Task prompt.
Repeat the entries that follow, exactly as they are written.

Supplied entries.
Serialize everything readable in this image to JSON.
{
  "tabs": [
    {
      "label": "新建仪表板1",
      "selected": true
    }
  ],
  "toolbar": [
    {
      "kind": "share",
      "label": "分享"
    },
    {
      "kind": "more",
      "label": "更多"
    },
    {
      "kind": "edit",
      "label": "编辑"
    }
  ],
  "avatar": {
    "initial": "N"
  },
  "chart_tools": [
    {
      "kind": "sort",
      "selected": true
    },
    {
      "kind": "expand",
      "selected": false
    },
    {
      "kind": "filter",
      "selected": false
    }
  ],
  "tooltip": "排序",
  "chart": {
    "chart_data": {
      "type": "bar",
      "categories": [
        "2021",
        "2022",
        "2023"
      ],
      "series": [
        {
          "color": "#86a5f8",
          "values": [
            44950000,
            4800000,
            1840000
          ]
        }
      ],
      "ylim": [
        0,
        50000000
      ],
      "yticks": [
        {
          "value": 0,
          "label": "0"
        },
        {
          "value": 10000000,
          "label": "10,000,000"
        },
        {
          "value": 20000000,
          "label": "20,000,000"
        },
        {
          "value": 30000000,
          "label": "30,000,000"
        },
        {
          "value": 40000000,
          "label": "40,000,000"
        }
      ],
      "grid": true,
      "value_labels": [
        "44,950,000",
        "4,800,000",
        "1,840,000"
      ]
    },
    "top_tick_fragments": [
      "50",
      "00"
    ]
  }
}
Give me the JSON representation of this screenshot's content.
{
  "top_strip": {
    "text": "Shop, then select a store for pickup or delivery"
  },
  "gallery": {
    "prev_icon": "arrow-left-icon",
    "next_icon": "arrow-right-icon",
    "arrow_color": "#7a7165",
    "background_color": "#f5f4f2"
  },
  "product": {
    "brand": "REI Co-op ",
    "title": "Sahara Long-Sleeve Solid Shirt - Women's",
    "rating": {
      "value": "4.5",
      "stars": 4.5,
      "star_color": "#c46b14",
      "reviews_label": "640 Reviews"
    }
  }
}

Completed task.
Serialize everything readable in this image to JSON.
{
  "tabs": [
    {
      "label": "新建仪表板1",
      "selected": true
    }
  ],
  "toolbar": [
    {
      "kind": "share",
      "label": "分享"
    },
    {
      "kind": "more",
      "label": "更多"
    },
    {
      "kind": "edit",
      "label": "编辑"
    }
  ],
  "avatar": {
    "initial": "N"
  },
  "chart_tools": [
    {
      "kind": "sort",
      "selected": true
    },
    {
      "kind": "expand",
      "selected": false
    },
    {
      "kind": "filter",
      "selected": false
    }
  ],
  "tooltip": "排序",
  "chart": {
    "chart_data": {
      "type": "bar",
      "categories": [
        "2021",
        "2022",
        "2023"
      ],
      "series": [
        {
          "color": "#86a5f8",
          "values": [
            44950000,
            4800000,
            1840000
          ]
        }
      ],
      "ylim": [
        0,
        50000000
      ],
      "yticks": [
        {
          "value": 0,
          "label": "0"
        },
        {
          "value": 10000000,
          "label": "10,000,000"
        },
        {
          "value": 20000000,
          "label": "20,000,000"
        },
        {
          "value": 30000000,
          "label": "30,000,000"
        },
        {
          "value": 40000000,
          "label": "40,000,000"
        }
      ],
      "grid": true,
      "value_labels": [
        "44,950,000",
        "4,800,000",
        "1,840,000"
      ]
    },
    "top_tick_fragments": [
      "50",
      "00"
    ]
  }
}
Give me the JSON representation of this screenshot's content.
{
  "top_strip": {
    "text": "Shop, then select a store for pickup or delivery"
  },
  "gallery": {
    "prev_icon": "arrow-left-icon",
    "next_icon": "arrow-right-icon",
    "arrow_color": "#7a7165",
    "background_color": "#f5f4f2"
  },
  "product": {
    "brand": "REI Co-op ",
    "title": "Sahara Long-Sleeve Solid Shirt - Women's",
    "rating": {
      "value": "4.5",
      "stars": 4.5,
      "star_color": "#c46b14",
      "reviews_label": "640 Reviews"
    }
  }
}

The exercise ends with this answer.